More than twenty years ago my husband, the late Gerold Allen Kaplan, and I became foster parents. We had never planned to do that. He was a radiologist and I was an entrepreneur. Our own children were grown. We were hella busy.
But I had been mentoring a girl in 8th grade at an inner city school, and I became involved with her dysfunctional family. I saw the impact the family had on her (she got pregnant right after 8th grade, dropped out of school, and ran away), so when her younger brother, then 10, begged me to mentor him and told me he wanted to go to school, I said yes and became involved with him and his younger sister and brother, 8 and 6.
Child Protective Services finally removed the kids from their birth family after the father committed suicide and the mother, a drug addict, became unable to care for the children properly. These kids never had any food in the refrigerator, were evicted almost monthly, and had all their possessions stolen from them by their mother so she could buy drugs. And yet, they didn’t want to leave their circumstances.
The children were taken to a group home, where my husband and I visited them. We were stunned by the conditions there ( one worker sat on my daughter to make her behave) and we knew we had to do something. But as a licensed physician, my husband knew we couldn’t just take the kids into our home without permission to give them medical care or even drive them in a car or represent them at school.
So Child Protective Services recommended that we become foster parents, and God bless him, my husband agreed to do it with me. Let me just summarize by saying it wasn’t a piece of cake. We were upper middle class, knew nothing about drugs, attachment disorder, learning disabilities, and how the foster care system worked. We disagreed with many of the practices the foster care system demanded of us. Our foster parenting and their adjustment to the “normal” world was a long, sad story, very troubling for me, and I wrote a book about it about half way through my experiences, at the time I felt most like I had failed them. The book is, although twelve years old, still selling on Amazon.
I’ll spare you the heartache, which is all chronicled in the book. But twenty years later, our three foster children and their older sister are tax-paying citizens, crime-free, drug-free, and better parents than their own by orders of magnitude.

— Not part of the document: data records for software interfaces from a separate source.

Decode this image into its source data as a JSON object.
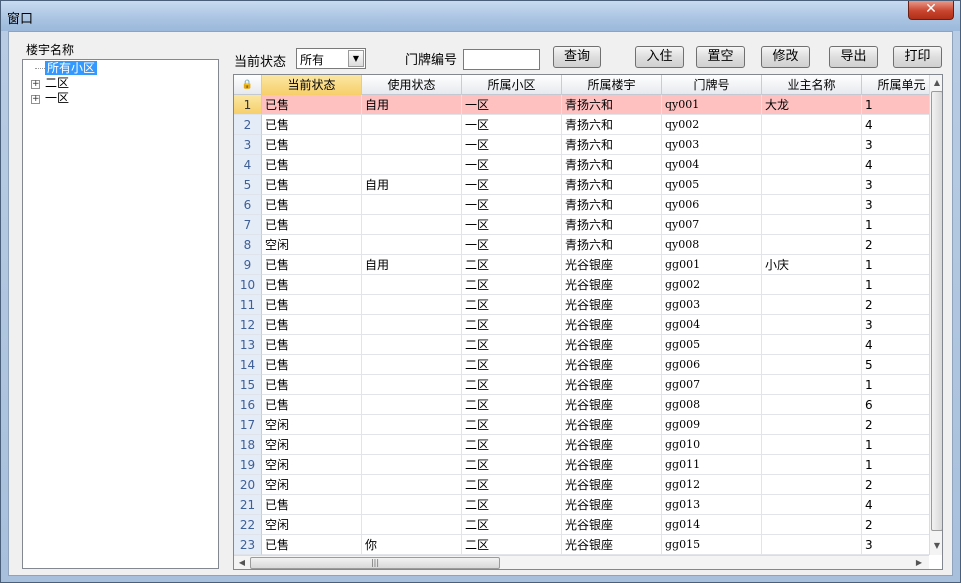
{
  "window": {
    "title": "窗口",
    "close_glyph": "✕"
  },
  "tree": {
    "label": "楼宇名称",
    "root": "所有小区",
    "nodes": [
      {
        "label": "二区",
        "expander": "+"
      },
      {
        "label": "一区",
        "expander": "+"
      }
    ]
  },
  "toolbar": {
    "status_label": "当前状态",
    "status_value": "所有",
    "door_label": "门牌编号",
    "door_value": "",
    "query": "查询",
    "checkin": "入住",
    "vacate": "置空",
    "modify": "修改",
    "export": "导出",
    "print": "打印"
  },
  "grid": {
    "columns": [
      "当前状态",
      "使用状态",
      "所属小区",
      "所属楼宇",
      "门牌号",
      "业主名称",
      "所属单元"
    ],
    "rows": [
      {
        "n": "1",
        "c": [
          "已售",
          "自用",
          "一区",
          "青扬六和",
          "qy001",
          "大龙",
          "1"
        ]
      },
      {
        "n": "2",
        "c": [
          "已售",
          "",
          "一区",
          "青扬六和",
          "qy002",
          "",
          "4"
        ]
      },
      {
        "n": "3",
        "c": [
          "已售",
          "",
          "一区",
          "青扬六和",
          "qy003",
          "",
          "3"
        ]
      },
      {
        "n": "4",
        "c": [
          "已售",
          "",
          "一区",
          "青扬六和",
          "qy004",
          "",
          "4"
        ]
      },
      {
        "n": "5",
        "c": [
          "已售",
          "自用",
          "一区",
          "青扬六和",
          "qy005",
          "",
          "3"
        ]
      },
      {
        "n": "6",
        "c": [
          "已售",
          "",
          "一区",
          "青扬六和",
          "qy006",
          "",
          "3"
        ]
      },
      {
        "n": "7",
        "c": [
          "已售",
          "",
          "一区",
          "青扬六和",
          "qy007",
          "",
          "1"
        ]
      },
      {
        "n": "8",
        "c": [
          "空闲",
          "",
          "一区",
          "青扬六和",
          "qy008",
          "",
          "2"
        ]
      },
      {
        "n": "9",
        "c": [
          "已售",
          "自用",
          "二区",
          "光谷银座",
          "gg001",
          "小庆",
          "1"
        ]
      },
      {
        "n": "10",
        "c": [
          "已售",
          "",
          "二区",
          "光谷银座",
          "gg002",
          "",
          "1"
        ]
      },
      {
        "n": "11",
        "c": [
          "已售",
          "",
          "二区",
          "光谷银座",
          "gg003",
          "",
          "2"
        ]
      },
      {
        "n": "12",
        "c": [
          "已售",
          "",
          "二区",
          "光谷银座",
          "gg004",
          "",
          "3"
        ]
      },
      {
        "n": "13",
        "c": [
          "已售",
          "",
          "二区",
          "光谷银座",
          "gg005",
          "",
          "4"
        ]
      },
      {
        "n": "14",
        "c": [
          "已售",
          "",
          "二区",
          "光谷银座",
          "gg006",
          "",
          "5"
        ]
      },
      {
        "n": "15",
        "c": [
          "已售",
          "",
          "二区",
          "光谷银座",
          "gg007",
          "",
          "1"
        ]
      },
      {
        "n": "16",
        "c": [
          "已售",
          "",
          "二区",
          "光谷银座",
          "gg008",
          "",
          "6"
        ]
      },
      {
        "n": "17",
        "c": [
          "空闲",
          "",
          "二区",
          "光谷银座",
          "gg009",
          "",
          "2"
        ]
      },
      {
        "n": "18",
        "c": [
          "空闲",
          "",
          "二区",
          "光谷银座",
          "gg010",
          "",
          "1"
        ]
      },
      {
        "n": "19",
        "c": [
          "空闲",
          "",
          "二区",
          "光谷银座",
          "gg011",
          "",
          "1"
        ]
      },
      {
        "n": "20",
        "c": [
          "空闲",
          "",
          "二区",
          "光谷银座",
          "gg012",
          "",
          "2"
        ]
      },
      {
        "n": "21",
        "c": [
          "已售",
          "",
          "二区",
          "光谷银座",
          "gg013",
          "",
          "4"
        ]
      },
      {
        "n": "22",
        "c": [
          "空闲",
          "",
          "二区",
          "光谷银座",
          "gg014",
          "",
          "2"
        ]
      },
      {
        "n": "23",
        "c": [
          "已售",
          "你",
          "二区",
          "光谷银座",
          "gg015",
          "",
          "3"
        ]
      }
    ]
  },
  "colors": {
    "selected_row": "#ffc0c0",
    "active_header": "#f6cf6a",
    "tree_highlight": "#3399ff"
  }
}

How do I know? because I am the grandmother to five wonderful kids you’ve seen me talk about on Facebook: Parker, Princess Paige, Adyn, Hudson and Jax, all the children of MY former foster kids. More than twenty years later, they (and indeed we) are still a family, bound by our mutual love. You might say we bonded.
I am writing this because today I attended the adoption hearing for a little boy who was adopted out of the foster care system by a friend of mine (who will write her own narrative about this) and her awesome husband. At the age of twelve, this boy may not know yet that he has hit the lottery with this wonderful new family, but I know it.
This woman, whom I met through social media years ago and who has become a real friend, will embrace this boy in the way he deserves to be embraced, and guide him to the life he deserves. She and her husband are incredible. And I will stand behind her in any way I can. Through my own experience I found out that there are far more bad parents than there are bad kids. Children all start in neutral, and with even decent parenting, they can be stars.
Very few people have the courage to become foster parents, and even fewer have the courage to adopt. Yet for those who do, the experience can be transformative. As I found out, there is nothing more worthwhile than paving the road to the future for a child. In my own case, parenting and then foster parenting outrank every business and academic success I’ve ever had, and with the next generation continue to bestow the gift of purpose and meaning on my life.
So is it any wonder that I cried when the judge said this was the happiest court on the happiest day and allowed us all to take pictures with the little boy in the judge’s chair? I wish all kids at risk had a happy ending like this one.